On November 10, 1971, defendant purchased merchandise from Miller’s Ltd. and charged it on an American Express card issued to Ray B. Christianson. Defendant signed the sales slip “Ray B. Christianson”. On November 11, 1971, defendant attempted to make additional purchases from the same establishment. When asked for further identification, defendant said he left his driver’s license in his car. Defendant left the store ostensibly to get his driver’s license. He did not return. The purchases and credit card remained in the store. Christianson died of an apparent heart attack on November 6, 1971, and his wallet was inexplicably missing from his personal effects.

Defendant contends that the admission of testimony of the November 11, 1971 event was erroneous because proof of a distinct criminal offense, independent of the offense with which the accused is being tried, is prejudicial error. See State v. Garcia, 83 N.M. 51, 487 P.2d 1356 (Ct.App.1971). Defendant’s contention is answered in State v. Lord, 42 N.M. 638, 651, 84 P.2d 80 (1938). There are several exceptions to the general rule that evidence of offenses and crimes, other than that for which the defendant is on trial, cannot be introduced. Among these exceptions are proof of motive, intent, absence of a mistake or accident, a common scheme or *744plan, or the identity of the person charged with the commission of the crime.

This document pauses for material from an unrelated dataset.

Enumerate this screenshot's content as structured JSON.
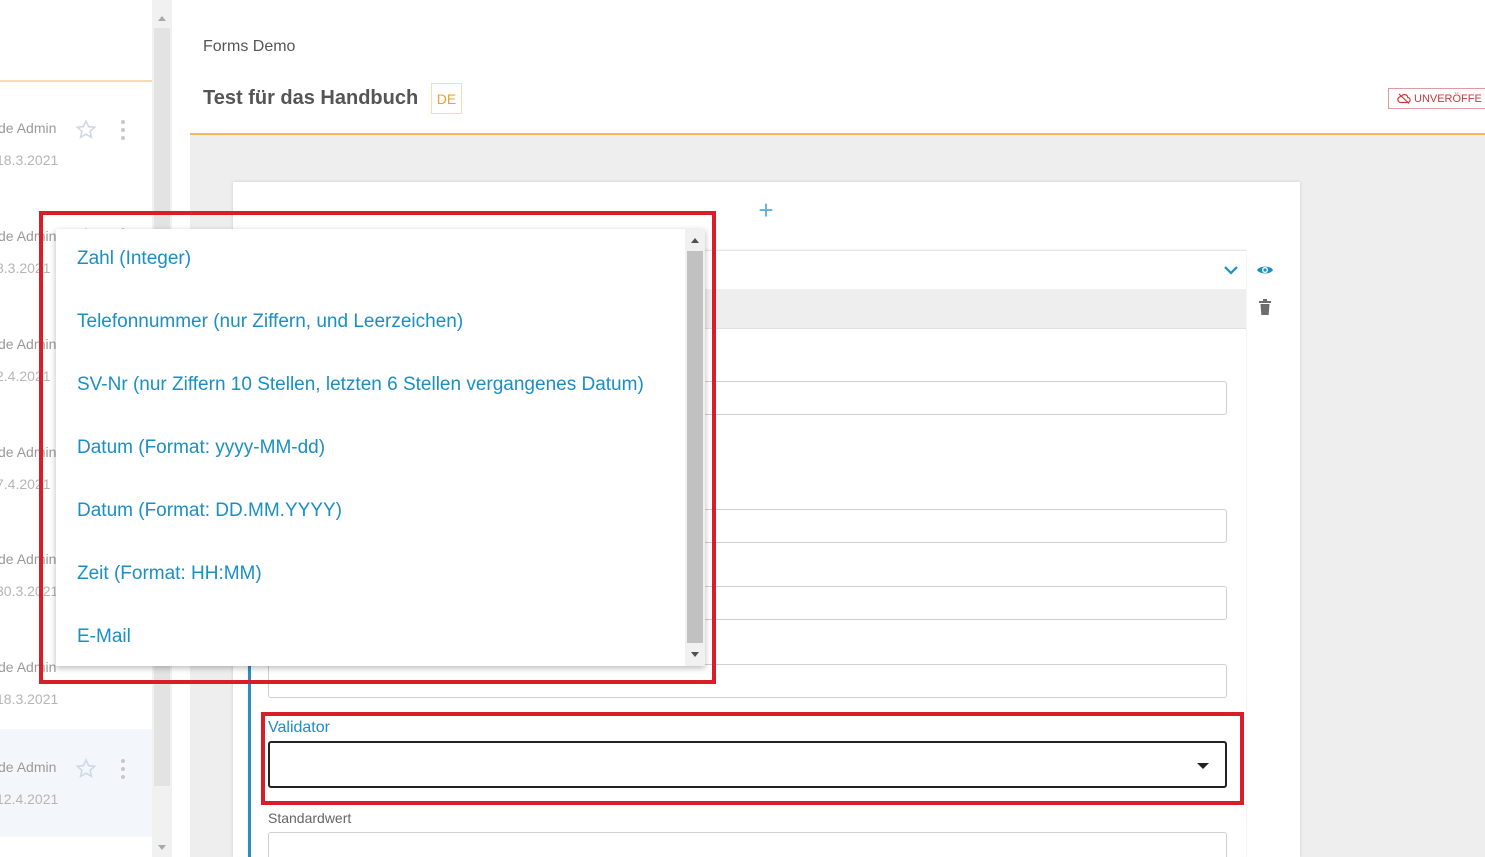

The November 11 incident is strong evidence of defendant’s intent and his plan. The concurrence of time, place and modus operandi also tends to establish the identity of the accused.

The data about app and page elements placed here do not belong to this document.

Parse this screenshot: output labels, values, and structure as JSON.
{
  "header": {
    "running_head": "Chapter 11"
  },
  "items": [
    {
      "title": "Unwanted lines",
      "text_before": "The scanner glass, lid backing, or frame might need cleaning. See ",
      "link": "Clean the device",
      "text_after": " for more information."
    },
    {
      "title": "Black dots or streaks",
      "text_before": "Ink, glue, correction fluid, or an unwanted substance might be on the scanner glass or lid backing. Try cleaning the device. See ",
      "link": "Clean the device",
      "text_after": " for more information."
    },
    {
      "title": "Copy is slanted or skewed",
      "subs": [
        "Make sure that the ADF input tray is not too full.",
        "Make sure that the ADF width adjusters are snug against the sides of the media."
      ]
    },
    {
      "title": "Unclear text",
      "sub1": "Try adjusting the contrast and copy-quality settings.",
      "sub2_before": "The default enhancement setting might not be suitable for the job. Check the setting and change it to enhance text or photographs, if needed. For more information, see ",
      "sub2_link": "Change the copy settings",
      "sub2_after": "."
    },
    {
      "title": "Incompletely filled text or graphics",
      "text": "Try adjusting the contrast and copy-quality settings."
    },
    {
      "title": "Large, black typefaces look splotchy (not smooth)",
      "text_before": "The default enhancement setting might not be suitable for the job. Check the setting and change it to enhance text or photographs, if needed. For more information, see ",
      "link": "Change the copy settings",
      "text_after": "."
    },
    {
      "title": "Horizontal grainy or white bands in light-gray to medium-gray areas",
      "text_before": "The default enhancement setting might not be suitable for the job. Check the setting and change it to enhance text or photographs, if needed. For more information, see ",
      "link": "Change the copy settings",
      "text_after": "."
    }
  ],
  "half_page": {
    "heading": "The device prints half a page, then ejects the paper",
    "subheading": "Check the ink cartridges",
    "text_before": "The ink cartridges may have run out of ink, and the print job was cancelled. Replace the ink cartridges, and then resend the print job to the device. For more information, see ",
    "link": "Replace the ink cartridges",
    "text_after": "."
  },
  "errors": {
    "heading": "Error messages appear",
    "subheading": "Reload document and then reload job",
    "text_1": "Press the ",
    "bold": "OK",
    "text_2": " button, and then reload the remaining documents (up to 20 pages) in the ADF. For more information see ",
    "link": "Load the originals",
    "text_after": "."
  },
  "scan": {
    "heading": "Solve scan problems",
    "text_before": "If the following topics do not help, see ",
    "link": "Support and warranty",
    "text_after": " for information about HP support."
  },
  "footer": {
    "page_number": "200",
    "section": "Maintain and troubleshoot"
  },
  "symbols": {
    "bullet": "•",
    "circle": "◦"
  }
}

Furthermore, defendant’s actions in the November 11 incident aided in establishing his fraudulent intent.

Secondly, defendant contends it was error to allow Miller’s Ltd. employee, who dealt with defendant, to express his opinion on whether he had reason to believe that defendant intended to defraud Miller’s Ltd. Defendant objected because it called for a conclusion and the employee was not an expert witness.

The defendant’s objection was valid and his motion should have been sustained. It was within the province of the jury to draw inferences and form opinions. There are certain situations where a non-expert opinion can be received. This was not one of them. See State v. Cooley, 19 N.M. 91, 140 P. 111, 52 L.R.A. (N.S.) 230 (1914); Bunton v. Hull, 51 N.M. 5, 177 P.2d 168 (1947) ; Rule 701, Supreme Court Rules of Evidence. However, this error was not prejudicial. Considering the strong evidence in this record, there was no reasonable probability that the layman’s opinion contributed to defendant’s conviction. The substantial rights of the defendant were not affected. Section 21-2-1(17) (10), N. M.S.A.1953 (Repl.Vol. 4); Jewell v. Seidenberg, 82 N.M. 120, 477 P.2d 296 (1970).

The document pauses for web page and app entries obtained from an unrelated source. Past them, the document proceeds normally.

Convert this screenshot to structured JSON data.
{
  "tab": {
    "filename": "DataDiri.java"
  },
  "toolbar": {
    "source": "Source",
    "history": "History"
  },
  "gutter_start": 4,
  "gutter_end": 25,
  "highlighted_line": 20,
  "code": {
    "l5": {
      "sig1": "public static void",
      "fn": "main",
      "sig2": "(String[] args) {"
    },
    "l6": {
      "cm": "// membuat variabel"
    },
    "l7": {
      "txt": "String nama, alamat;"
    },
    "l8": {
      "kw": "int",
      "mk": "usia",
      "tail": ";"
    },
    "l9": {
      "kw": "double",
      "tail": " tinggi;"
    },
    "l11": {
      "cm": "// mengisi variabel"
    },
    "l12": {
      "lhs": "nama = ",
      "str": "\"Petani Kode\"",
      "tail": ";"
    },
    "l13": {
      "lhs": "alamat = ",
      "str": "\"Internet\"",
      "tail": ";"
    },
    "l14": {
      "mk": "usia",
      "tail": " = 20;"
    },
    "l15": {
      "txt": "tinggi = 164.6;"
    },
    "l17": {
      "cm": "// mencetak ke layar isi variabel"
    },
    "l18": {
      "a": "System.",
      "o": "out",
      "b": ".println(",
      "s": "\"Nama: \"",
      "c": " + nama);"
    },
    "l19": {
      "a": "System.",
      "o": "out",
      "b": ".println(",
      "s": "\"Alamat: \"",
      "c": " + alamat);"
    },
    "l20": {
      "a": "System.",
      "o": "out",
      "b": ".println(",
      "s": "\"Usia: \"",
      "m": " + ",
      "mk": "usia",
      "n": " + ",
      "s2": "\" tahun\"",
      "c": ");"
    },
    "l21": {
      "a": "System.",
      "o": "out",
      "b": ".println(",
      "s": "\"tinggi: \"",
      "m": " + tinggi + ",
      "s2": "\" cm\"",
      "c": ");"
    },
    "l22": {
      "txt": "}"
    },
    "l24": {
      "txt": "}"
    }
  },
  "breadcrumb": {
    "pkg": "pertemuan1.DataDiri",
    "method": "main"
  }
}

Thirdly, defendant claims the right to a directed verdict. The motion for a directed verdict was made at the close of the State’s case, but not at the close of all the evidence. It is not subject to review. The defendant waived his motion by introducing evidence on his behalf without renewing his motion at the close of the whole case. State v. Sandoval, 83 N.M. 599, 495 P.2d 379 (Ct.App.1972). Nevertheless, the evidence has been reviewed and is sufficient to sustain the conviction. State v. Hunt, 83 N.M. 546, 494 P.2d 624 (Ct.App.1972).

Fourthly, defendant claims error for failure to give an instruction that the jury must first find that defendant “did not have the consent to use the card by the person to whom it was issued.” Consent is not an essential element of the crime with which defendant was charged. See § 40A-16-33, subd. A (3), supra.


It is so ordered.

HERNANDEZ and LOPEZ, JJ., concur.